## ACTION ITEM
Leave every picture out, and write out the remaining entries exactly.

-*-*-

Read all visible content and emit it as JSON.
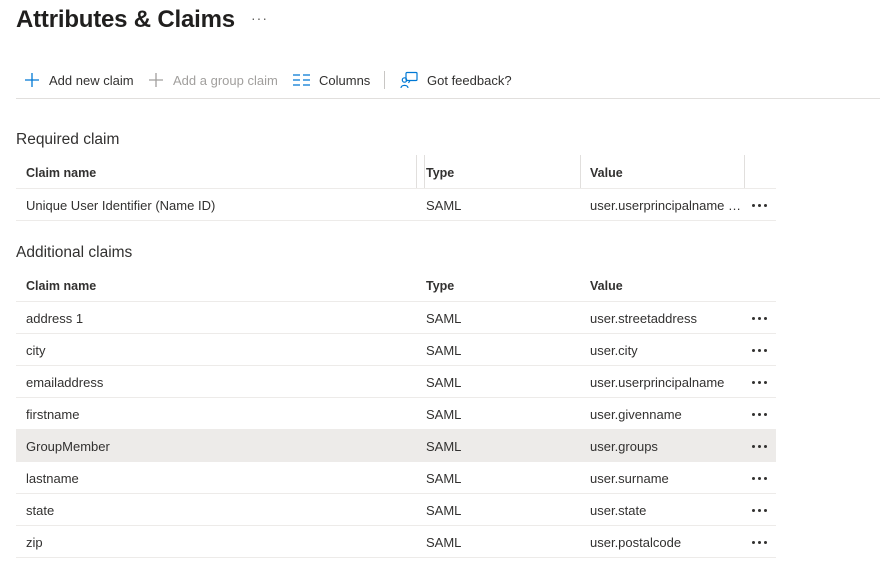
{
  "page": {
    "title": "Attributes & Claims",
    "more_label": "···"
  },
  "toolbar": {
    "add_new_claim": "Add new claim",
    "add_group_claim": "Add a group claim",
    "columns": "Columns",
    "feedback": "Got feedback?"
  },
  "required": {
    "title": "Required claim",
    "headers": {
      "name": "Claim name",
      "type": "Type",
      "value": "Value"
    },
    "rows": [
      {
        "name": "Unique User Identifier (Name ID)",
        "type": "SAML",
        "value": "user.userprincipalname [..."
      }
    ]
  },
  "additional": {
    "title": "Additional claims",
    "headers": {
      "name": "Claim name",
      "type": "Type",
      "value": "Value"
    },
    "rows": [
      {
        "name": "address 1",
        "type": "SAML",
        "value": "user.streetaddress"
      },
      {
        "name": "city",
        "type": "SAML",
        "value": "user.city"
      },
      {
        "name": "emailaddress",
        "type": "SAML",
        "value": "user.userprincipalname"
      },
      {
        "name": "firstname",
        "type": "SAML",
        "value": "user.givenname"
      },
      {
        "name": "GroupMember",
        "type": "SAML",
        "value": "user.groups"
      },
      {
        "name": "lastname",
        "type": "SAML",
        "value": "user.surname"
      },
      {
        "name": "state",
        "type": "SAML",
        "value": "user.state"
      },
      {
        "name": "zip",
        "type": "SAML",
        "value": "user.postalcode"
      }
    ],
    "selected_row": "GroupMember"
  },
  "colors": {
    "accent": "#0078d4",
    "disabled": "#a19f9d",
    "selected_row": "#edebe9",
    "border": "#edebe9"
  },
  "icons": {
    "add": "plus-icon",
    "add_group": "plus-icon",
    "columns": "columns-icon",
    "feedback": "feedback-icon",
    "row_more": "more-icon"
  }
}
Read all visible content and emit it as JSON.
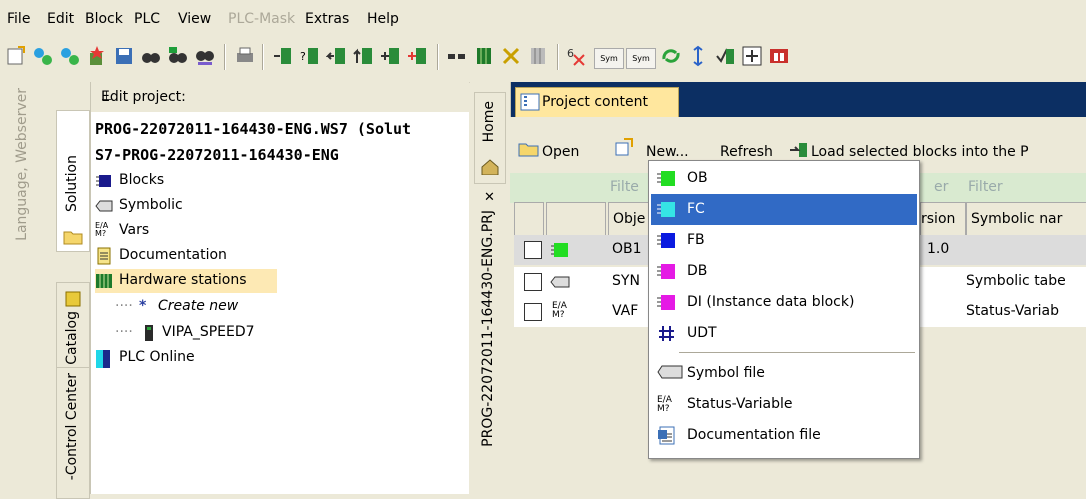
{
  "menubar": {
    "items": [
      "File",
      "Edit",
      "Block",
      "PLC",
      "View",
      "PLC-Mask",
      "Extras",
      "Help"
    ]
  },
  "toolbar": {
    "sym1": "Sym",
    "sym2": "Sym"
  },
  "side": {
    "language_label": "Language, Webserver",
    "tab_solution": "Solution",
    "tab_catalog": "Catalog",
    "tab_control": "-Control Center"
  },
  "tree": {
    "header": "Edit project:",
    "items": {
      "solution": "PROG-22072011-164430-ENG.WS7 (Solut",
      "project": "S7-PROG-22072011-164430-ENG",
      "blocks": "Blocks",
      "symbolic": "Symbolic",
      "vars": "Vars",
      "documentation": "Documentation",
      "hardware": "Hardware stations",
      "create_new": "Create new",
      "vipa": "VIPA_SPEED7",
      "plc_online": "PLC Online"
    }
  },
  "home": {
    "label": "Home",
    "project_label": "PROG-22072011-164430-ENG.PRJ"
  },
  "content": {
    "tab": "Project content",
    "toolbar": {
      "open": "Open",
      "new": "New...",
      "refresh": "Refresh",
      "load": "Load selected blocks into the P"
    },
    "filters": [
      "Filte",
      "er",
      "Filter"
    ],
    "columns": [
      "Obje",
      "rsion",
      "Symbolic nar"
    ],
    "rows": [
      {
        "obj": "OB1",
        "version": "1.0",
        "symbolic": ""
      },
      {
        "obj": "SYN",
        "version": "",
        "symbolic": "Symbolic tabe"
      },
      {
        "obj": "VAF",
        "version": "",
        "symbolic": "Status-Variab"
      }
    ]
  },
  "new_menu": {
    "items": [
      "OB",
      "FC",
      "FB",
      "DB",
      "DI (Instance data block)",
      "UDT",
      "Symbol file",
      "Status-Variable",
      "Documentation file"
    ],
    "selected": "FC"
  },
  "colors": {
    "selection": "#316ac5",
    "accent_dark": "#0c2f63",
    "tab_yellow": "#ffe79e",
    "highlight": "#fde9b4"
  }
}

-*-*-

## SOLUTION
Read all visible content and emit it as JSON.
{
  "page": {
    "title": "Attributes & Claims",
    "more_label": "···"
  },
  "toolbar": {
    "add_new_claim": "Add new claim",
    "add_group_claim": "Add a group claim",
    "columns": "Columns",
    "feedback": "Got feedback?"
  },
  "required": {
    "title": "Required claim",
    "headers": {
      "name": "Claim name",
      "type": "Type",
      "value": "Value"
    },
    "rows": [
      {
        "name": "Unique User Identifier (Name ID)",
        "type": "SAML",
        "value": "user.userprincipalname [..."
      }
    ]
  },
  "additional": {
    "title": "Additional claims",
    "headers": {
      "name": "Claim name",
      "type": "Type",
      "value": "Value"
    },
    "rows": [
      {
        "name": "address 1",
        "type": "SAML",
        "value": "user.streetaddress"
      },
      {
        "name": "city",
        "type": "SAML",
        "value": "user.city"
      },
      {
        "name": "emailaddress",
        "type": "SAML",
        "value": "user.userprincipalname"
      },
      {
        "name": "firstname",
        "type": "SAML",
        "value": "user.givenname"
      },
      {
        "name": "GroupMember",
        "type": "SAML",
        "value": "user.groups"
      },
      {
        "name": "lastname",
        "type": "SAML",
        "value": "user.surname"
      },
      {
        "name": "state",
        "type": "SAML",
        "value": "user.state"
      },
      {
        "name": "zip",
        "type": "SAML",
        "value": "user.postalcode"
      }
    ],
    "selected_row": "GroupMember"
  },
  "colors": {
    "accent": "#0078d4",
    "disabled": "#a19f9d",
    "selected_row": "#edebe9",
    "border": "#edebe9"
  },
  "icons": {
    "add": "plus-icon",
    "add_group": "plus-icon",
    "columns": "columns-icon",
    "feedback": "feedback-icon",
    "row_more": "more-icon"
  }
}
Read all visible content and emit it as JSON.
{
  "menubar": {
    "items": [
      "File",
      "Edit",
      "Block",
      "PLC",
      "View",
      "PLC-Mask",
      "Extras",
      "Help"
    ]
  },
  "toolbar": {
    "sym1": "Sym",
    "sym2": "Sym"
  },
  "side": {
    "language_label": "Language, Webserver",
    "tab_solution": "Solution",
    "tab_catalog": "Catalog",
    "tab_control": "-Control Center"
  },
  "tree": {
    "header": "Edit project:",
    "items": {
      "solution": "PROG-22072011-164430-ENG.WS7 (Solut",
      "project": "S7-PROG-22072011-164430-ENG",
      "blocks": "Blocks",
      "symbolic": "Symbolic",
      "vars": "Vars",
      "documentation": "Documentation",
      "hardware": "Hardware stations",
      "create_new": "Create new",
      "vipa": "VIPA_SPEED7",
      "plc_online": "PLC Online"
    }
  },
  "home": {
    "label": "Home",
    "project_label": "PROG-22072011-164430-ENG.PRJ"
  },
  "content": {
    "tab": "Project content",
    "toolbar": {
      "open": "Open",
      "new": "New...",
      "refresh": "Refresh",
      "load": "Load selected blocks into the P"
    },
    "filters": [
      "Filte",
      "er",
      "Filter"
    ],
    "columns": [
      "Obje",
      "rsion",
      "Symbolic nar"
    ],
    "rows": [
      {
        "obj": "OB1",
        "version": "1.0",
        "symbolic": ""
      },
      {
        "obj": "SYN",
        "version": "",
        "symbolic": "Symbolic tabe"
      },
      {
        "obj": "VAF",
        "version": "",
        "symbolic": "Status-Variab"
      }
    ]
  },
  "new_menu": {
    "items": [
      "OB",
      "FC",
      "FB",
      "DB",
      "DI (Instance data block)",
      "UDT",
      "Symbol file",
      "Status-Variable",
      "Documentation file"
    ],
    "selected": "FC"
  },
  "colors": {
    "selection": "#316ac5",
    "accent_dark": "#0c2f63",
    "tab_yellow": "#ffe79e",
    "highlight": "#fde9b4"
  }
}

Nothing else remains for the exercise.